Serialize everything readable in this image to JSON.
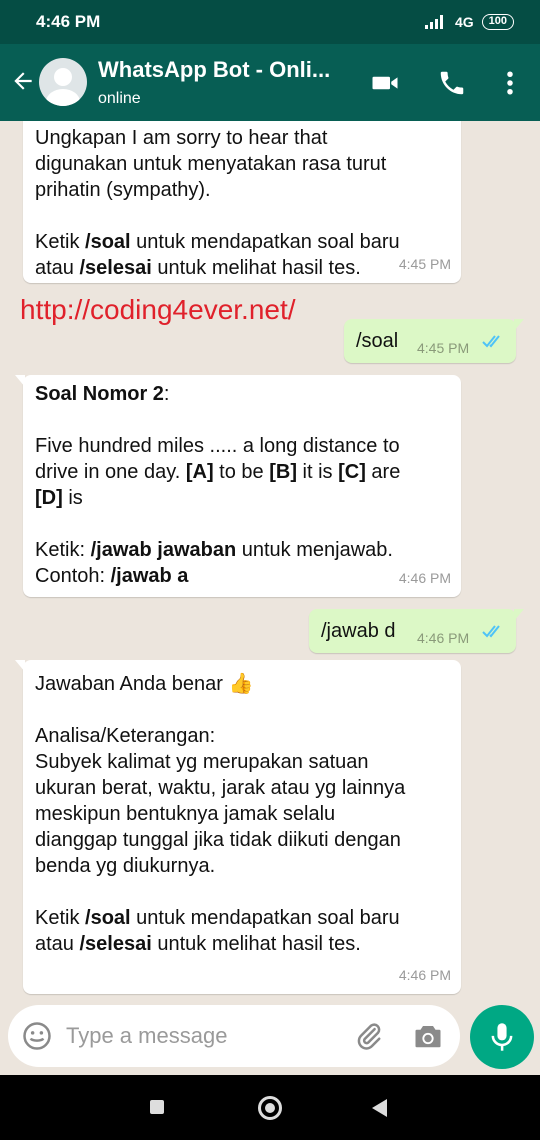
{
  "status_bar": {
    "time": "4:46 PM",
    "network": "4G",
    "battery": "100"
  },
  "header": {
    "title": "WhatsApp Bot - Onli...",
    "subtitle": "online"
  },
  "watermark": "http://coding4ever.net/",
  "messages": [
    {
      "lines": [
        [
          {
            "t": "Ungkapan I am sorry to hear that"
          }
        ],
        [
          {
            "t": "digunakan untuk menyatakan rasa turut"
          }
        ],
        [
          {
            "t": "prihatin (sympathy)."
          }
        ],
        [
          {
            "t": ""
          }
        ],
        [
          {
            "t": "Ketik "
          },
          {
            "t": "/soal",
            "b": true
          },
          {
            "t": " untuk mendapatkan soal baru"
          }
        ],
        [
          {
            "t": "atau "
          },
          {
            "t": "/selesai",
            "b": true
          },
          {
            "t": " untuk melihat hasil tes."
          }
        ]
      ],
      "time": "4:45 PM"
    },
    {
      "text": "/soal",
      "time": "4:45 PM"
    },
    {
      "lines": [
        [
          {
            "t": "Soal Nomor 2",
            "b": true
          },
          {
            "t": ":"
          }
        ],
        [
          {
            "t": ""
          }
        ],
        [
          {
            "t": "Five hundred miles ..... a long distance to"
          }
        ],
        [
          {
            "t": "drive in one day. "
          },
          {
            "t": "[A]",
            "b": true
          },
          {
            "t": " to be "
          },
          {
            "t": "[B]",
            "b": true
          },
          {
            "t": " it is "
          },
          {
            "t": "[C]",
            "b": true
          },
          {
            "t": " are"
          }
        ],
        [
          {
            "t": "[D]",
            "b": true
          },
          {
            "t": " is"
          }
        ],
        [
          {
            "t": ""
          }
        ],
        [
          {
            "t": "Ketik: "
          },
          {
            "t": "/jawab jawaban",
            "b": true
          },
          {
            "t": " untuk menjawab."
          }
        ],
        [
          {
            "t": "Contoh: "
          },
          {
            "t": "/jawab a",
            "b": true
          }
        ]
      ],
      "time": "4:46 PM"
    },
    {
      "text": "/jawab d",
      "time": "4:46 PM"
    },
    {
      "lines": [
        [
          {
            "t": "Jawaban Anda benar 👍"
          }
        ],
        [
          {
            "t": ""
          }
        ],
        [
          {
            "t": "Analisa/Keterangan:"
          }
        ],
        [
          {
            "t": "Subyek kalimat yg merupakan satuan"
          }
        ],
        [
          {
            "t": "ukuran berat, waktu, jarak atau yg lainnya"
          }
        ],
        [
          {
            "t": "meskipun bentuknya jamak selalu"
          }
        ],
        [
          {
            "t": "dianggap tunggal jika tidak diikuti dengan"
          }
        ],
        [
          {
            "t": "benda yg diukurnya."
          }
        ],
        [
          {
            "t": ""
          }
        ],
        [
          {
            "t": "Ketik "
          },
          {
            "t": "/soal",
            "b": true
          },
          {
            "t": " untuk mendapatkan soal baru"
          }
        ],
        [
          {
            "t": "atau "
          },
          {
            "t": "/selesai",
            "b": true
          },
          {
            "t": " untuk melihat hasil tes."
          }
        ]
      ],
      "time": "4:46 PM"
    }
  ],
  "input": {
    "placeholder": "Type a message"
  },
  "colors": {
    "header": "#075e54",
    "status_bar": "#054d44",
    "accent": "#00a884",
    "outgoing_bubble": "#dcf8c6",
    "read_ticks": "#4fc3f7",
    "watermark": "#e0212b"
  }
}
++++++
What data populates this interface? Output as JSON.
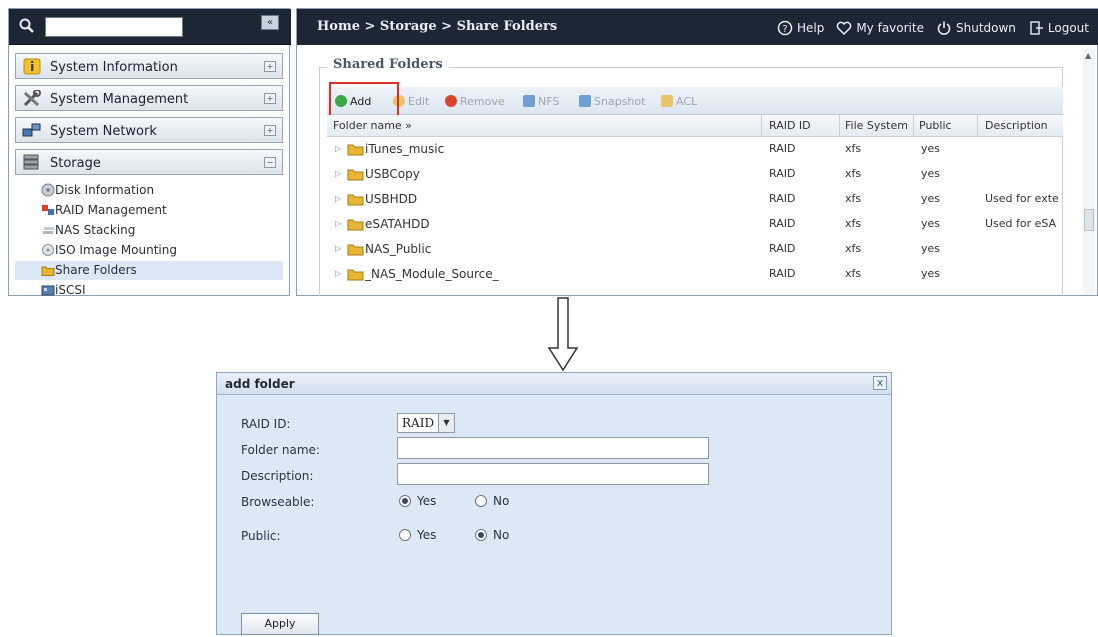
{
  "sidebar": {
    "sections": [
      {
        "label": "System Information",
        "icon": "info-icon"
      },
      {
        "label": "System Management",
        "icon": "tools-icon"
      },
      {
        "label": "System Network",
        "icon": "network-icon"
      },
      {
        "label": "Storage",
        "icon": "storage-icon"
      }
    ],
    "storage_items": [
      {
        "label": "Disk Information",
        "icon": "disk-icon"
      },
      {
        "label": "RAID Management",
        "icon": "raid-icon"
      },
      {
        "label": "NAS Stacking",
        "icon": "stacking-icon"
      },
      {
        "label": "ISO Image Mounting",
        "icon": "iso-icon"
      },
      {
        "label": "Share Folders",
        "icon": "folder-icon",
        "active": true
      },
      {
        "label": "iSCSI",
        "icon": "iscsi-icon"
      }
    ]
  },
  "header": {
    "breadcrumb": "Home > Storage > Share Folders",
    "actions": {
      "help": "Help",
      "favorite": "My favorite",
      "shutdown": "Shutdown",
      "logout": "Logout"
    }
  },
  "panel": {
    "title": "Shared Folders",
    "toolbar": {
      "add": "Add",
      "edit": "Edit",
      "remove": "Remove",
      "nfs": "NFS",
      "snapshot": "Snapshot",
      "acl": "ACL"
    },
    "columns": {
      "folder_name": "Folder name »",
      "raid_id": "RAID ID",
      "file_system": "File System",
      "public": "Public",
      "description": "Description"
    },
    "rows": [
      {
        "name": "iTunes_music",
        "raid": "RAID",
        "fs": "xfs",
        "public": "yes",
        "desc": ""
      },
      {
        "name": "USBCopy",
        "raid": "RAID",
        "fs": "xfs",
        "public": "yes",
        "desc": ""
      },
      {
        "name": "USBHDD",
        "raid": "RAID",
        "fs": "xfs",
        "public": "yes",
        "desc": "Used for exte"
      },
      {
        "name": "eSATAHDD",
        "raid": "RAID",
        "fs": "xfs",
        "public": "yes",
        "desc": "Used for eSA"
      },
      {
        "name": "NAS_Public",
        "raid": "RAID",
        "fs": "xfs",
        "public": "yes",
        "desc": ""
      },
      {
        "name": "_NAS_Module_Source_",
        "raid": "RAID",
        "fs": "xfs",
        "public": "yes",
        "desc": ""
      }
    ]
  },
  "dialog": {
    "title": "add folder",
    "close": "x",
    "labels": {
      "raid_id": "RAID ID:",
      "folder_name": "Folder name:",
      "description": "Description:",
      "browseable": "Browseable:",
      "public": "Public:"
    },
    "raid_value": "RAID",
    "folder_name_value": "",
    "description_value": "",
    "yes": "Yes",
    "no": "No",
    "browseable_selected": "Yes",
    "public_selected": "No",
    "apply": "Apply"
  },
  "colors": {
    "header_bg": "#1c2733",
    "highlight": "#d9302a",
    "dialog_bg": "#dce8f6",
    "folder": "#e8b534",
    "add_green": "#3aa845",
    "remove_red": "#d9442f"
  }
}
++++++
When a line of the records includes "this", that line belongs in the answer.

EXERCISE OUTPUT —
Serialize everything readable in this image to JSON.
What data populates this interface? Output as JSON.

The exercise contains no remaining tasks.